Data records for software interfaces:

════

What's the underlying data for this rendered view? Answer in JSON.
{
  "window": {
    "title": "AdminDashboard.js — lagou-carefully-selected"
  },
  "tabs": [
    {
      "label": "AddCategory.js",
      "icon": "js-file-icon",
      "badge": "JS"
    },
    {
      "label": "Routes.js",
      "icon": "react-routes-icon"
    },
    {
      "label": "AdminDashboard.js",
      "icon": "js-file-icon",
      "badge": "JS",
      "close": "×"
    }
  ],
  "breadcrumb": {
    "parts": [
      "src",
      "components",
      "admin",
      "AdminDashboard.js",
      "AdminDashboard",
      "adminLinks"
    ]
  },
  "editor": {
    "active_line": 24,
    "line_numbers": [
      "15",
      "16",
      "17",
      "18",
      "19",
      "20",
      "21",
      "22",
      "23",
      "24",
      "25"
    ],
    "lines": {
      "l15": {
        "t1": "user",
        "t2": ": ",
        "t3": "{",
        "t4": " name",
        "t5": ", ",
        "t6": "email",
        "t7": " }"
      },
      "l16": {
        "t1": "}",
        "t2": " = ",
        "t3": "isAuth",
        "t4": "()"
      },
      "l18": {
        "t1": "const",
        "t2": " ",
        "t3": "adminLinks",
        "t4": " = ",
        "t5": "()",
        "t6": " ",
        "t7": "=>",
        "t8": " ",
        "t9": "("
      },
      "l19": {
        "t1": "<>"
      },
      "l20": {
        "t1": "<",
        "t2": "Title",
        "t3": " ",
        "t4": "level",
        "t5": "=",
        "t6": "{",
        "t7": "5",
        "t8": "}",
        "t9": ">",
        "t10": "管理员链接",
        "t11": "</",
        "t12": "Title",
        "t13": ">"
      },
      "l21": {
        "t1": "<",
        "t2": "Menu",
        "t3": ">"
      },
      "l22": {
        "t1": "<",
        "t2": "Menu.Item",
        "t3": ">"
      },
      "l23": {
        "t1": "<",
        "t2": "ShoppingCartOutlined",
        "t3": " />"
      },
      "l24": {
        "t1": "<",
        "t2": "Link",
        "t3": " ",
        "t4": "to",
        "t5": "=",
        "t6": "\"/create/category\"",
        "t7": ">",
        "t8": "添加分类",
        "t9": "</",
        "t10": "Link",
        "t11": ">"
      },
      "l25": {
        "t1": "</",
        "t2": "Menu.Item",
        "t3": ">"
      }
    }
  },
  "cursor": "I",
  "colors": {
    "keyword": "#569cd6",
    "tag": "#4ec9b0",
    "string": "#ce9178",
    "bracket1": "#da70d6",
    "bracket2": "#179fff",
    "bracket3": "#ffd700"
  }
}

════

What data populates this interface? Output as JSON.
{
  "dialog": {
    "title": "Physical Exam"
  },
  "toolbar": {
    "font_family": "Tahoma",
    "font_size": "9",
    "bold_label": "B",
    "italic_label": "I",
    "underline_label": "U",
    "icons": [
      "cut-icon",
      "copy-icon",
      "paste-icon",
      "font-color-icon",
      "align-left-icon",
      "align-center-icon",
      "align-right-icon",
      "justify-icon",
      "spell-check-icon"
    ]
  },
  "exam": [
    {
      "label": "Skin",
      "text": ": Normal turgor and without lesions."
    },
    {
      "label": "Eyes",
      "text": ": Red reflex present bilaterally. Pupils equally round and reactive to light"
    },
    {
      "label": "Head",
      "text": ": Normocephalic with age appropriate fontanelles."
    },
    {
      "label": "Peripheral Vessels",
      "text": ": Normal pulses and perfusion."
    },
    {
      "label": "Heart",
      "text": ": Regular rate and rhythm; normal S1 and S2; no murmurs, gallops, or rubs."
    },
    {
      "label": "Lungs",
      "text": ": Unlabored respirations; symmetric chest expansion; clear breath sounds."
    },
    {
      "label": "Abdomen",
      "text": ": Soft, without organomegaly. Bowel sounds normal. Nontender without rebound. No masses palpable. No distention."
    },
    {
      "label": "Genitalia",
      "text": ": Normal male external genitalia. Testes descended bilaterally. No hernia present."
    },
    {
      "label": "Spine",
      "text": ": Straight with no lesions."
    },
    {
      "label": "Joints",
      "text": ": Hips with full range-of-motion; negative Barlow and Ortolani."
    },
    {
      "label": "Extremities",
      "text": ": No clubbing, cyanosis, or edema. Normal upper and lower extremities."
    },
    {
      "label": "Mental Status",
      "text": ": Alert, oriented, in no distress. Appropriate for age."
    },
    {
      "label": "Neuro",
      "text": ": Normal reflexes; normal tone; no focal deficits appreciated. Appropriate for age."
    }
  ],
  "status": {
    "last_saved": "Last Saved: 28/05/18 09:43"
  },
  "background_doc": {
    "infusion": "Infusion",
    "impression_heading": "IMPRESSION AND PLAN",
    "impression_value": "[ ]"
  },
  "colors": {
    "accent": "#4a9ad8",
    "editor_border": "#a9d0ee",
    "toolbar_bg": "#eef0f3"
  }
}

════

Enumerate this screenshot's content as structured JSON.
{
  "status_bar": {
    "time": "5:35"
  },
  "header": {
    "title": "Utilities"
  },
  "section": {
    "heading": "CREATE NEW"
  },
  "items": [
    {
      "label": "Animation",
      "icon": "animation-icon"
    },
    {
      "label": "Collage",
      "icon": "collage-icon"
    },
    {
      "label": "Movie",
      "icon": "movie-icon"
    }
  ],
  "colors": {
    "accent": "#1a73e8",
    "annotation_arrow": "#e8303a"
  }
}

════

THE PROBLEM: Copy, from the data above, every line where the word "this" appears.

RESPONSE BOX:
What's the underlying data for this rendered view? Answer in JSON.
What data populates this interface? Output as JSON.
Enumerate this screenshot's content as structured JSON.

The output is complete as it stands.